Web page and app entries
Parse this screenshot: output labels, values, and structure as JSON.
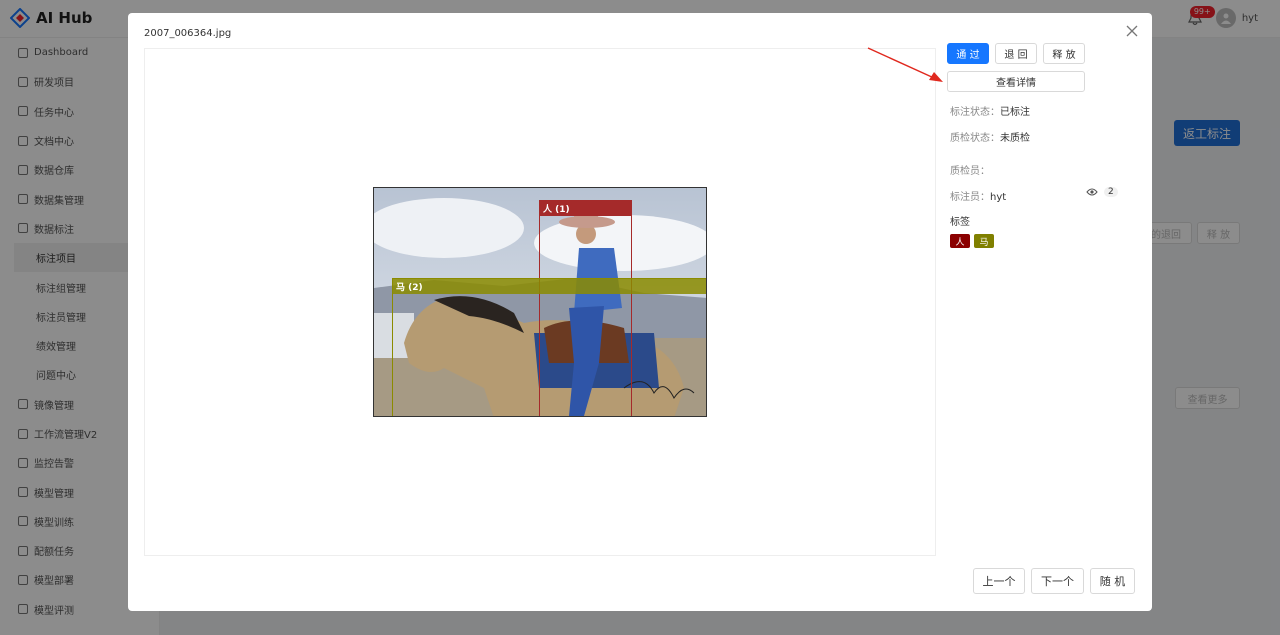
{
  "app": {
    "title": "AI Hub",
    "notifications": "99+",
    "user": "hyt"
  },
  "sidebar": {
    "items": [
      {
        "label": "Dashboard"
      },
      {
        "label": "研发项目"
      },
      {
        "label": "任务中心"
      },
      {
        "label": "文档中心"
      },
      {
        "label": "数据仓库"
      },
      {
        "label": "数据集管理"
      },
      {
        "label": "数据标注"
      },
      {
        "label": "标注项目"
      },
      {
        "label": "标注组管理"
      },
      {
        "label": "标注员管理"
      },
      {
        "label": "绩效管理"
      },
      {
        "label": "问题中心"
      },
      {
        "label": "镜像管理"
      },
      {
        "label": "工作流管理V2"
      },
      {
        "label": "监控告警"
      },
      {
        "label": "模型管理"
      },
      {
        "label": "模型训练"
      },
      {
        "label": "配额任务"
      },
      {
        "label": "模型部署"
      },
      {
        "label": "模型评测"
      }
    ]
  },
  "background": {
    "rework_label": "返工标注",
    "return_label": "的退回",
    "release_label": "释 放",
    "more_label": "查看更多"
  },
  "modal": {
    "filename": "2007_006364.jpg",
    "buttons": {
      "pass": "通 过",
      "return": "退 回",
      "release": "释 放",
      "details": "查看详情"
    },
    "annotation_status": {
      "key": "标注状态：",
      "value": "已标注"
    },
    "qc_status": {
      "key": "质检状态：",
      "value": "未质检"
    },
    "qc_person": {
      "key": "质检员：",
      "value": ""
    },
    "annotator": {
      "key": "标注员：",
      "value": "hyt",
      "views": "2"
    },
    "tags_title": "标签",
    "tags": [
      {
        "label": "人",
        "color": "#8b0000"
      },
      {
        "label": "马",
        "color": "#808000"
      }
    ],
    "boxes": [
      {
        "label": "人 (1)",
        "color": "#a52a2a"
      },
      {
        "label": "马 (2)",
        "color": "#8b8b00"
      }
    ],
    "nav": {
      "prev": "上一个",
      "next": "下一个",
      "random": "随 机"
    }
  }
}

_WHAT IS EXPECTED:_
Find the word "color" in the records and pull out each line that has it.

_SOLUTION TO THIS EXERCISE:_
        "color": "#8b0000"
        "color": "#808000"
        "color": "#a52a2a"
        "color": "#8b8b00"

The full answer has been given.